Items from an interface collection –
══════════════════════════════

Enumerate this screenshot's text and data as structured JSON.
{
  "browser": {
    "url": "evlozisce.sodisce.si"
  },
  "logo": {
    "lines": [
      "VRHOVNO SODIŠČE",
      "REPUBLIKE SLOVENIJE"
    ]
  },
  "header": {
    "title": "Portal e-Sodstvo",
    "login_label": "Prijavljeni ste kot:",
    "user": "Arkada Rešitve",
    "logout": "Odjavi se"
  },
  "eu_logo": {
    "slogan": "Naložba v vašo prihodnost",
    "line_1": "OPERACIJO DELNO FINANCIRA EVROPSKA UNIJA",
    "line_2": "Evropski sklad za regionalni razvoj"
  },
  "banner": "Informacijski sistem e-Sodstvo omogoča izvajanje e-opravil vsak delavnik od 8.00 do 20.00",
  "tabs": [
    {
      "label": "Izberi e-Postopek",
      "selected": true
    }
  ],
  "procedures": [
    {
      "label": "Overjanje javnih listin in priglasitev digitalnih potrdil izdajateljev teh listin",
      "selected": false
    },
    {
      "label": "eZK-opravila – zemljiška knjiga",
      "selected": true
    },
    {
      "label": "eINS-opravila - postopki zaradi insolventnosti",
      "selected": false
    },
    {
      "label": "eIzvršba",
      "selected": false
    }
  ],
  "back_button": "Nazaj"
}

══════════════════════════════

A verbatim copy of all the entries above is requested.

Response to this task –
Enumerate this screenshot's text and data as structured JSON.
{
  "browser": {
    "url": "evlozisce.sodisce.si"
  },
  "logo": {
    "lines": [
      "VRHOVNO SODIŠČE",
      "REPUBLIKE SLOVENIJE"
    ]
  },
  "header": {
    "title": "Portal e-Sodstvo",
    "login_label": "Prijavljeni ste kot:",
    "user": "Arkada Rešitve",
    "logout": "Odjavi se"
  },
  "eu_logo": {
    "slogan": "Naložba v vašo prihodnost",
    "line_1": "OPERACIJO DELNO FINANCIRA EVROPSKA UNIJA",
    "line_2": "Evropski sklad za regionalni razvoj"
  },
  "banner": "Informacijski sistem e-Sodstvo omogoča izvajanje e-opravil vsak delavnik od 8.00 do 20.00",
  "tabs": [
    {
      "label": "Izberi e-Postopek",
      "selected": true
    }
  ],
  "procedures": [
    {
      "label": "Overjanje javnih listin in priglasitev digitalnih potrdil izdajateljev teh listin",
      "selected": false
    },
    {
      "label": "eZK-opravila – zemljiška knjiga",
      "selected": true
    },
    {
      "label": "eINS-opravila - postopki zaradi insolventnosti",
      "selected": false
    },
    {
      "label": "eIzvršba",
      "selected": false
    }
  ],
  "back_button": "Nazaj"
}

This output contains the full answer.